4 ounces Parmesan cheese, thinly shaved, about ½ C

Toast the walnuts in a dry, heavy skillet over high heat until they start to brown in spots and become fragrant. Be careful not to over toast them, as they will burn very quickly. Immediately transfer the nuts to a dish to cool.
Bring a large pot of water to a boil. Add the beans and salt; cook until tender but still firm, 3 to 5 minutes (longer for wider and thicker beans like Roma). Transfer the beans to a colander in the sink and run cold water over them.
In a small bowl, whisk the lemon juice and olive oil until combined. Pour this mixture over the beans and toss until well coated. Transfer the salad to a serving platter or to individual plates. Gently scatter the Parmesan on top.

Pappardelle with Shrimp and Zucchini
shared by CSA member, Dorothy, this recipe comes from Fine Cooking Magazine. She reports that she used all of the zucchini including the skin. Serves 2 to 3. If you cannot find pappardelle pasta in your local gourmet markets, use fettuccine or egg noodles.

2 medium zucchini, washed and trimmed
6 T extra virgin olive oil
¾ pound large shrimp, peeled, deveined, rinsed,
and patted dry
salt and freshly ground black pepper
2 cloves garlic, smashed and peeled
½ lb dried pappardelle
¼ tsp crushed red chile flakes
2 tsp fresh lemon juice; more to taste
15 fresh basil leaves, torn into large pieces
2 ½ ounce thinly sliced prosciutto, cut crosswise
into ½ inch wide strips
Put a large pot of salted water on to boil. Using a vegetable peeler, gently peel the skin of the zucchini. Pressing as hard as you can, continue to “peel” each zucchini lengthwise to make wide strips about 1/8 inch thick, rotating it as you go. Discard the squared-off seed core.
In a large skillet over high heat, sauté the shrimp, seasoned with salt and pepper, in 1 ½ T oil until firm and pink, 2 to 3 minutes.
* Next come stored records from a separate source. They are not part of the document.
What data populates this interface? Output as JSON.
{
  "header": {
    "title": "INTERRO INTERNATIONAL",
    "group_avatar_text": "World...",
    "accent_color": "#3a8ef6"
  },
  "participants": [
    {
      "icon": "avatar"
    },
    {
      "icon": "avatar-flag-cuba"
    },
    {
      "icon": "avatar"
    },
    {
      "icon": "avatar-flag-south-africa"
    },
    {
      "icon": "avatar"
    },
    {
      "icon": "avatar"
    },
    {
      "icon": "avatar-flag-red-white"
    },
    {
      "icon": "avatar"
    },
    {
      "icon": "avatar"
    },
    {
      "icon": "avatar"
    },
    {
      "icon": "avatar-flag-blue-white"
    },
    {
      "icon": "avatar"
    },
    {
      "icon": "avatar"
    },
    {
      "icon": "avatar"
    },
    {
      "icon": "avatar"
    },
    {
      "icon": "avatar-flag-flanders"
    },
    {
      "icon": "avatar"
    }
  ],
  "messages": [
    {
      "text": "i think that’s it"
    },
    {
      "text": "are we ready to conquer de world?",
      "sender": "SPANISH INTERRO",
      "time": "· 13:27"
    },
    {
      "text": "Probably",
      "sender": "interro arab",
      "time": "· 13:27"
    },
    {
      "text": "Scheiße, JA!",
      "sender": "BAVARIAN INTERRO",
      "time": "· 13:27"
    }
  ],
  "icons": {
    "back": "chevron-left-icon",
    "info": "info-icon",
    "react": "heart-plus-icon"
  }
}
Transfer the shrimp to a plate. Lower the heat to medium, add the remaining 4 ½ T oil and the garlic, and cook, swirling the pan, until the garlic browns and the oil is fragrant, 2 to 3 minutes.
Transfer all but 1 T of the oil to a small bowl. Raise the heat under the skillet to high, add the chile flakes, and pile in the zucchini strips. Season with salt and pepper and sauté until the strips begin to soften (but don’t let them turn mushy), 1 to 2 minutes.
Finish cooking the pappardelle until it’s just tender, about 5 minutes total. Drain and add to the shrimp, along with the zucchini, lemon juice, and reserved garlic oil. Toss gently. Stir in the basil and the prosciutto, taste for salt and pepper, and serve immediately.